Emotional Labor of Nurses in Private Hospitals
This study analyzes the nurses’ concept of emotional labor, their work experiences, and how they respond to situations in hospital work settings. Participants in this study were 12
Filipino nurses working in both public and private hospitals in Metro Manila. This study extracted the data collected from six nurses employed in private hospitals using a purely indepth

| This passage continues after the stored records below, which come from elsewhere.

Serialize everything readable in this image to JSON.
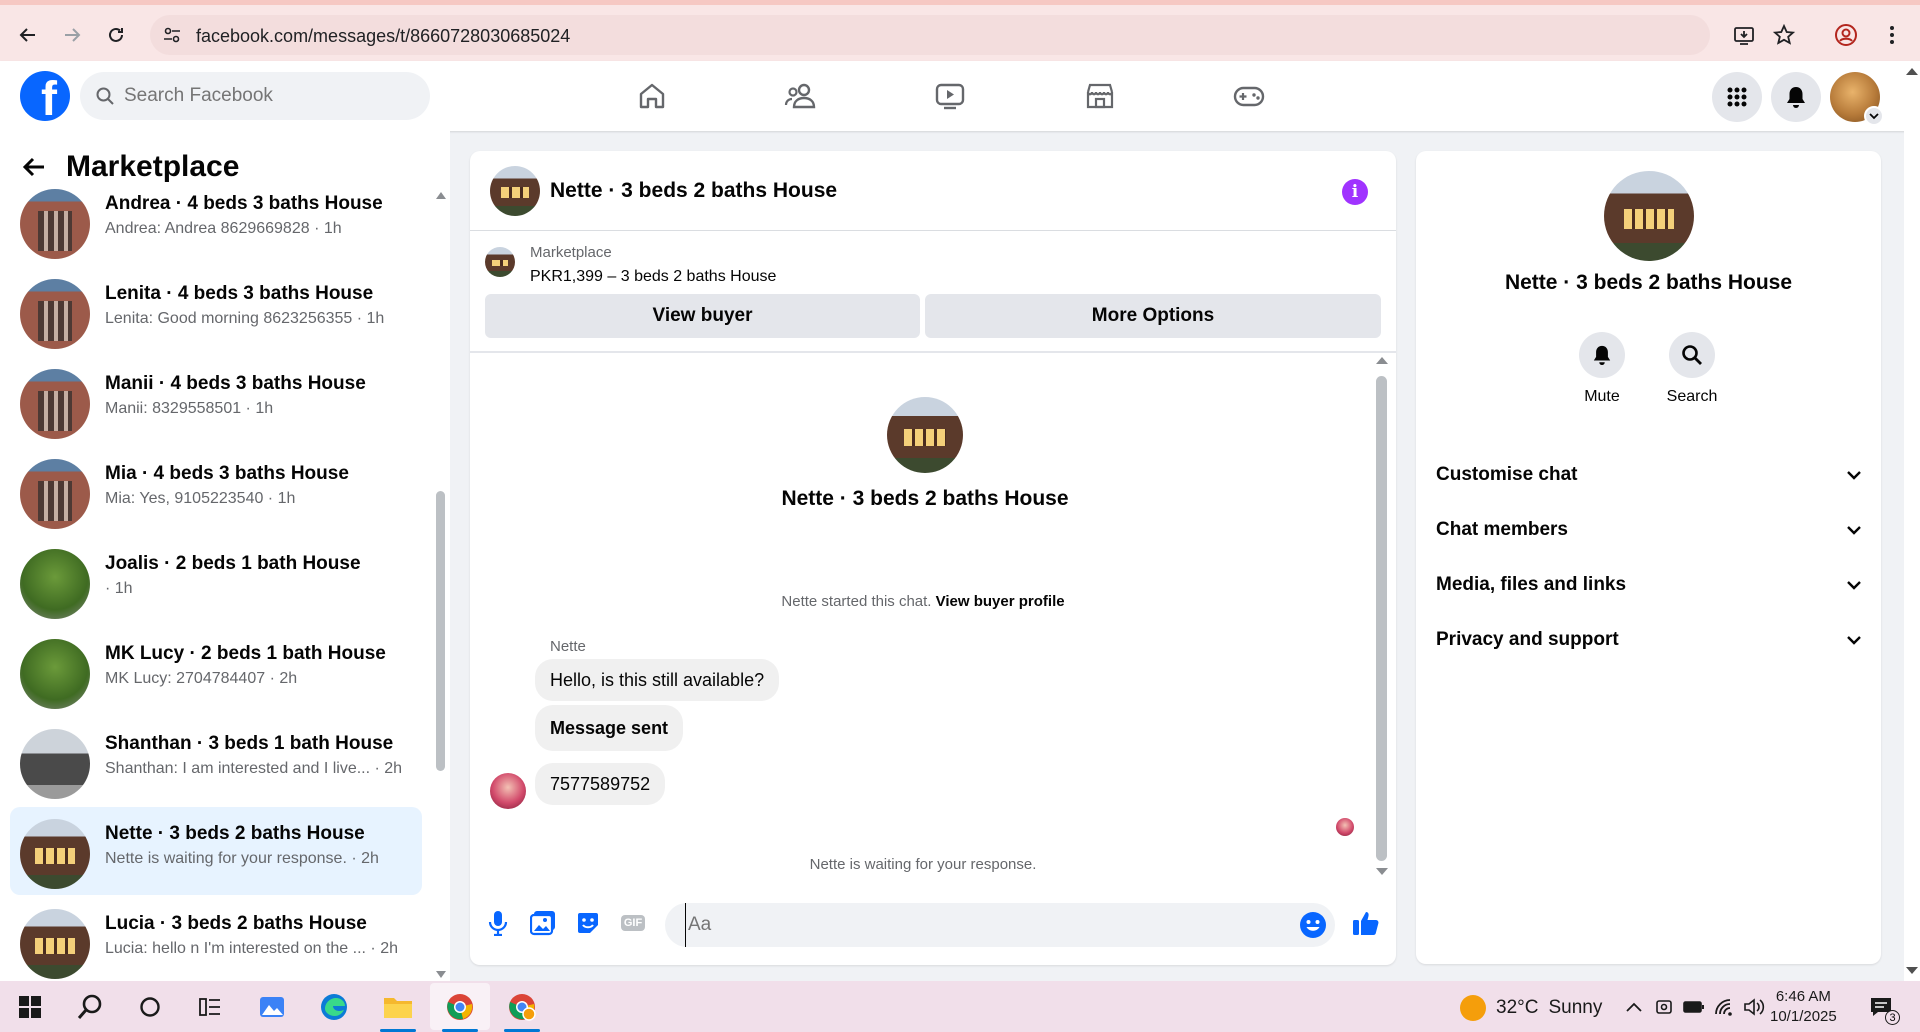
{
  "browser": {
    "url": "facebook.com/messages/t/8660728030685024"
  },
  "facebook": {
    "search_placeholder": "Search Facebook",
    "nav": [
      "home-icon",
      "friends-icon",
      "video-icon",
      "marketplace-icon",
      "gaming-icon"
    ]
  },
  "sidebar": {
    "title": "Marketplace",
    "conversations": [
      {
        "name": "Andrea · 4 beds 3 baths House",
        "preview": "Andrea: Andrea 8629669828 · 1h"
      },
      {
        "name": "Lenita · 4 beds 3 baths House",
        "preview": "Lenita: Good morning 8623256355 · 1h"
      },
      {
        "name": "Manii · 4 beds 3 baths House",
        "preview": "Manii: 8329558501 · 1h"
      },
      {
        "name": "Mia · 4 beds 3 baths House",
        "preview": "Mia: Yes, 9105223540 · 1h"
      },
      {
        "name": "Joalis · 2 beds 1 bath House",
        "preview": " · 1h"
      },
      {
        "name": "MK Lucy · 2 beds 1 bath House",
        "preview": "MK Lucy: 2704784407 · 2h"
      },
      {
        "name": "Shanthan · 3 beds 1 bath House",
        "preview": "Shanthan: I am interested and I live... · 2h"
      },
      {
        "name": "Nette · 3 beds 2 baths House",
        "preview": "Nette is waiting for your response. · 2h"
      },
      {
        "name": "Lucia · 3 beds 2 baths House",
        "preview": "Lucia: hello n I'm interested on the ... · 2h"
      }
    ]
  },
  "chat": {
    "title": "Nette · 3 beds 2 baths House",
    "marketplace_label": "Marketplace",
    "listing": "PKR1,399 – 3 beds 2 baths House",
    "view_buyer": "View buyer",
    "more_options": "More Options",
    "intro_name": "Nette · 3 beds 2 baths House",
    "started_text": "Nette started this chat.",
    "view_profile": "View buyer profile",
    "sender": "Nette",
    "messages": [
      "Hello, is this still available?",
      "Message sent",
      "7577589752"
    ],
    "waiting": "Nette is waiting for your response.",
    "composer_placeholder": "Aa",
    "gif_label": "GIF"
  },
  "details": {
    "name": "Nette · 3 beds 2 baths House",
    "mute": "Mute",
    "search": "Search",
    "sections": [
      "Customise chat",
      "Chat members",
      "Media, files and links",
      "Privacy and support"
    ]
  },
  "taskbar": {
    "temperature": "32°C",
    "weather": "Sunny",
    "time": "6:46 AM",
    "date": "10/1/2025",
    "notifications": "3"
  }
}
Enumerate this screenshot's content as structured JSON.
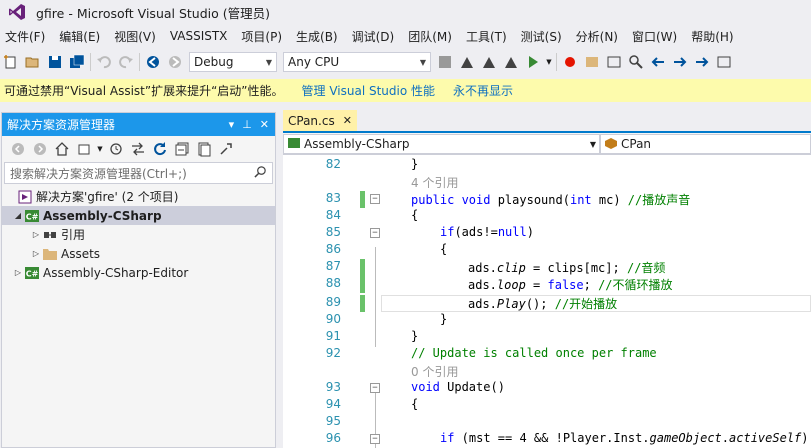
{
  "window": {
    "title": "gfire - Microsoft Visual Studio (管理员)"
  },
  "menu": [
    "文件(F)",
    "编辑(E)",
    "视图(V)",
    "VASSISTX",
    "项目(P)",
    "生成(B)",
    "调试(D)",
    "团队(M)",
    "工具(T)",
    "测试(S)",
    "分析(N)",
    "窗口(W)",
    "帮助(H)"
  ],
  "toolbar": {
    "config": "Debug",
    "platform": "Any CPU"
  },
  "infobar": {
    "message": "可通过禁用“Visual Assist”扩展来提升“启动”性能。",
    "link_manage": "管理 Visual Studio 性能",
    "link_never": "永不再显示"
  },
  "solution_explorer": {
    "title": "解决方案资源管理器",
    "search_placeholder": "搜索解决方案资源管理器(Ctrl+;)",
    "tree": {
      "solution": "解决方案'gfire' (2 个项目)",
      "project1": "Assembly-CSharp",
      "references": "引用",
      "assets": "Assets",
      "project2": "Assembly-CSharp-Editor"
    }
  },
  "editor": {
    "tab_label": "CPan.cs",
    "nav_project": "Assembly-CSharp",
    "nav_class": "CPan",
    "refs_label": "4 个引用",
    "refs_label2": "0 个引用",
    "lines": {
      "l82": "}",
      "l83_kw": "public void",
      "l83_rest": " playsound(",
      "l83_type": "int",
      "l83_end": " mc) ",
      "l83_cm": "//播放声音",
      "l84": "{",
      "l85_kw": "if",
      "l85_rest": "(ads!=",
      "l85_null": "null",
      "l85_end": ")",
      "l86": "{",
      "l87_a": "ads.",
      "l87_b": "clip",
      "l87_c": " = clips[mc]; ",
      "l87_cm": "//音频",
      "l88_a": "ads.",
      "l88_b": "loop",
      "l88_c": " = ",
      "l88_kw": "false",
      "l88_d": "; ",
      "l88_cm": "//不循环播放",
      "l89_a": "ads.",
      "l89_b": "Play",
      "l89_c": "(); ",
      "l89_cm": "//开始播放",
      "l90": "}",
      "l91": "}",
      "l92_cm": "// Update is called once per frame",
      "l93_kw": "void",
      "l93_rest": " Update()",
      "l94": "{",
      "l95": "",
      "l96_kw": "if",
      "l96_rest": " (mst == 4 && !Player.Inst.",
      "l96_it": "gameObject",
      "l96_dot": ".",
      "l96_it2": "activeSelf",
      "l96_end": ")"
    },
    "line_numbers": [
      "82",
      "83",
      "84",
      "85",
      "86",
      "87",
      "88",
      "89",
      "90",
      "91",
      "92",
      "93",
      "94",
      "95",
      "96"
    ]
  },
  "colors": {
    "accent": "#007acc",
    "panel_header": "#1c97ea",
    "infobar_bg": "#fdfbac",
    "tab_active": "#fff1a8",
    "keyword": "#0000ff",
    "comment": "#008000",
    "line_number": "#2b91af",
    "change_marker": "#6ac26a"
  },
  "icons": [
    "visual-studio-icon",
    "new-project-icon",
    "open-icon",
    "save-icon",
    "save-all-icon",
    "undo-icon",
    "redo-icon",
    "back-icon",
    "forward-icon",
    "start-icon",
    "home-icon",
    "refresh-icon",
    "collapse-icon",
    "search-icon",
    "pin-icon",
    "close-icon",
    "solution-icon",
    "csharp-project-icon",
    "references-icon",
    "folder-icon"
  ]
}
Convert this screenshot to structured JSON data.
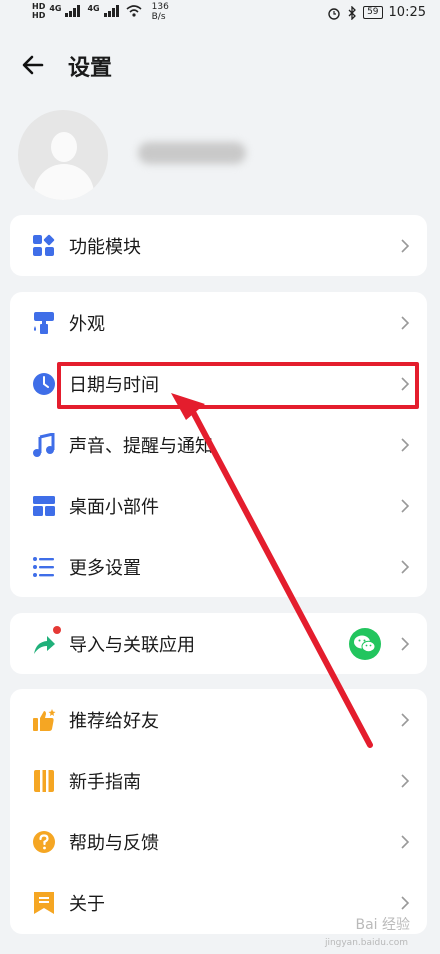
{
  "status_bar": {
    "net_left_1": "HD",
    "net_left_2": "HD",
    "gen_1": "4G",
    "gen_2": "4G",
    "speed_value": "136",
    "speed_unit": "B/s",
    "battery": "59",
    "time": "10:25"
  },
  "header": {
    "title": "设置"
  },
  "groups": [
    {
      "items": [
        {
          "label": "功能模块",
          "icon": "grid-icon",
          "color": "#3f6ee8"
        }
      ]
    },
    {
      "items": [
        {
          "label": "外观",
          "icon": "paint-roller-icon",
          "color": "#3f6ee8"
        },
        {
          "label": "日期与时间",
          "icon": "clock-icon",
          "color": "#3f6ee8"
        },
        {
          "label": "声音、提醒与通知",
          "icon": "music-note-icon",
          "color": "#3f6ee8"
        },
        {
          "label": "桌面小部件",
          "icon": "widget-layout-icon",
          "color": "#3f6ee8"
        },
        {
          "label": "更多设置",
          "icon": "list-settings-icon",
          "color": "#3f6ee8"
        }
      ]
    },
    {
      "items": [
        {
          "label": "导入与关联应用",
          "icon": "share-arrow-icon",
          "color": "#20b07a",
          "badge": "wechat-icon"
        }
      ]
    },
    {
      "items": [
        {
          "label": "推荐给好友",
          "icon": "thumbs-up-icon",
          "color": "#f5a623"
        },
        {
          "label": "新手指南",
          "icon": "guide-book-icon",
          "color": "#f5a623"
        },
        {
          "label": "帮助与反馈",
          "icon": "help-circle-icon",
          "color": "#f5a623"
        },
        {
          "label": "关于",
          "icon": "bookmark-flag-icon",
          "color": "#f5a623"
        }
      ]
    }
  ],
  "annotation": {
    "color": "#e41d2d"
  },
  "watermark": {
    "text": "Bai 经验",
    "sub": "jingyan.baidu.com"
  }
}
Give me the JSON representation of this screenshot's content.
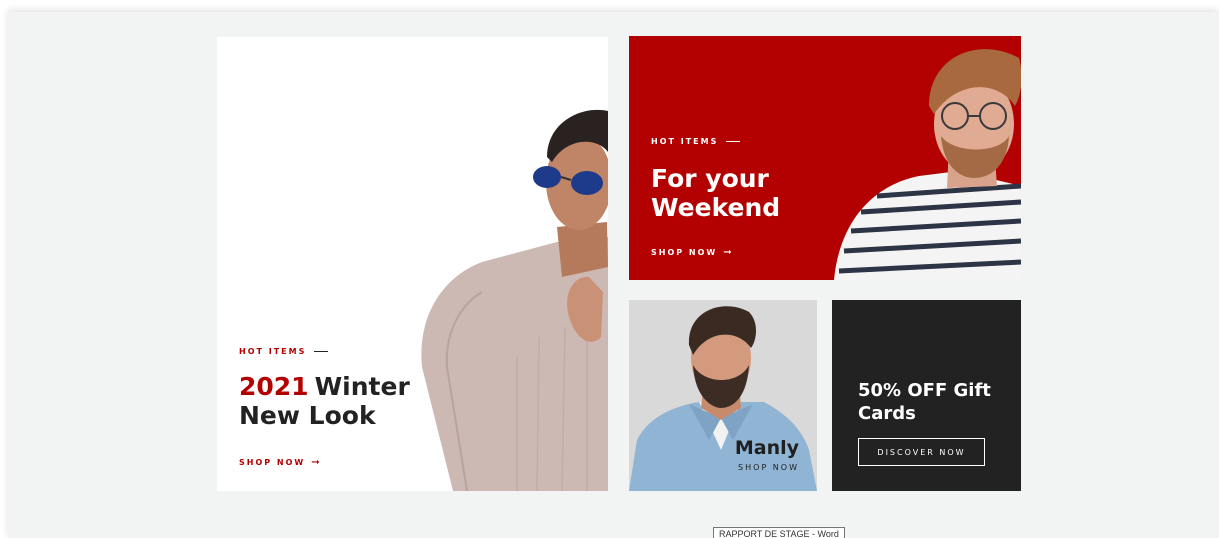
{
  "banners": {
    "winter": {
      "eyebrow": "HOT ITEMS",
      "year": "2021",
      "title_rest": "Winter",
      "title_line2": "New Look",
      "cta": "SHOP NOW",
      "arrow": "➞"
    },
    "weekend": {
      "eyebrow": "HOT ITEMS",
      "title_line1": "For your",
      "title_line2": "Weekend",
      "cta": "SHOP NOW",
      "arrow": "➞"
    },
    "manly": {
      "title": "Manly",
      "cta": "SHOP NOW"
    },
    "gift": {
      "title_line1": "50% OFF Gift",
      "title_line2": "Cards",
      "cta": "DISCOVER NOW"
    }
  },
  "taskbar": {
    "tooltip": "RAPPORT DE STAGE - Word"
  },
  "colors": {
    "accent_red": "#b30000",
    "dark": "#222222",
    "background": "#f1f4f3"
  }
}
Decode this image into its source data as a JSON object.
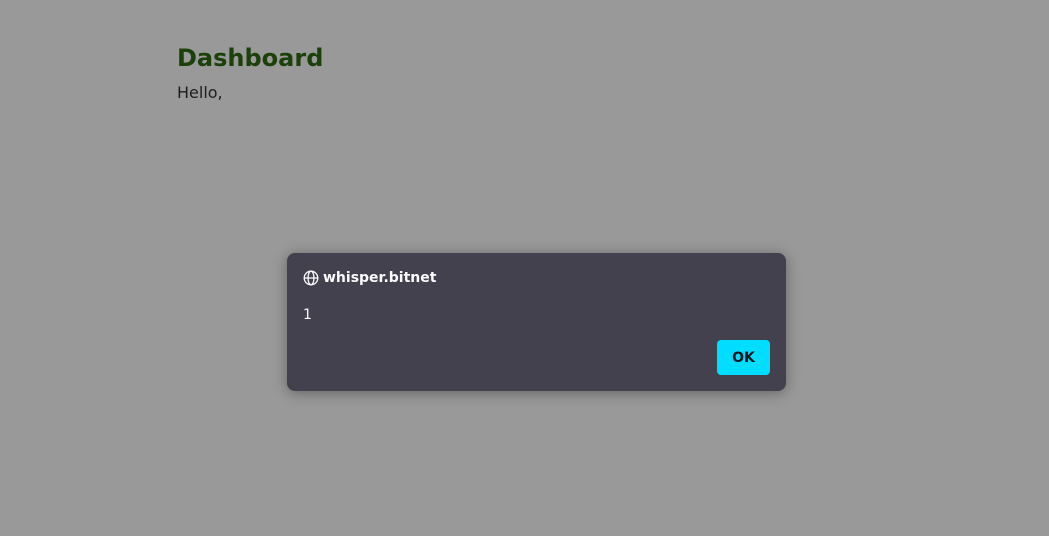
{
  "page": {
    "title": "Dashboard",
    "greeting": "Hello,"
  },
  "dialog": {
    "origin": "whisper.bitnet",
    "origin_icon": "globe-icon",
    "message": "1",
    "ok_label": "OK"
  },
  "colors": {
    "title": "#2f6b12",
    "dialog_background": "#42414d",
    "ok_button": "#00ddff"
  }
}
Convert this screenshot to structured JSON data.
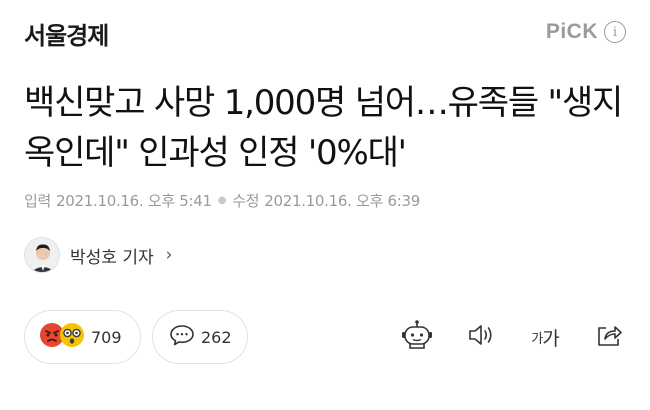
{
  "header": {
    "press_name": "서울경제",
    "pick_label": "PiCK",
    "info_glyph": "i"
  },
  "article": {
    "headline": "백신맞고 사망 1,000명 넘어…유족들 \"생지옥인데\" 인과성 인정 '0%대'",
    "input_label": "입력",
    "input_date": "2021.10.16. 오후 5:41",
    "modified_label": "수정",
    "modified_date": "2021.10.16. 오후 6:39"
  },
  "reporter": {
    "name": "박성호 기자",
    "chevron": "›"
  },
  "actions": {
    "reaction_count": "709",
    "comment_count": "262",
    "font_size_label_small": "가",
    "font_size_label_large": "가"
  },
  "colors": {
    "angry": "#e8472f",
    "surprised": "#f5c400",
    "muted": "#9a9a9a"
  },
  "icons": [
    "info-icon",
    "angry-reaction-icon",
    "surprised-reaction-icon",
    "comment-icon",
    "summary-bot-icon",
    "audio-icon",
    "share-icon"
  ]
}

qualitative research design. Focused interview results reveal that nurses described emotional labor as a wide range of emotions felt at work: resilience, compassion fatigue, happiness, gratitude, and anger. They arrived at the concepts from their experiences, such as interacting with various stakeholders, performing tasks simultaneously, witnessing recovered or dying patients, cooperating in the unit, and receiving tokens of appreciation. Their coping mechanisms include using communication, denial, remaining silent, and anger towards the current system. Despite their emotional labor experiences, nurses remained positive. They could adapt to challenges in their personal lives because of the lessons they learned in their profession. They appreciated the knowledge they acquired every day and genuinely accepted their roles as healthcare providers. Hospital management could respond to nurses’ emotional labor experiences by taking into consideration how nurses envisioned their issues to be addressed—through open communication, granted requests for vacation leaves, opportunities for trainings/seminars, team buildings, and provision of a safe working environment.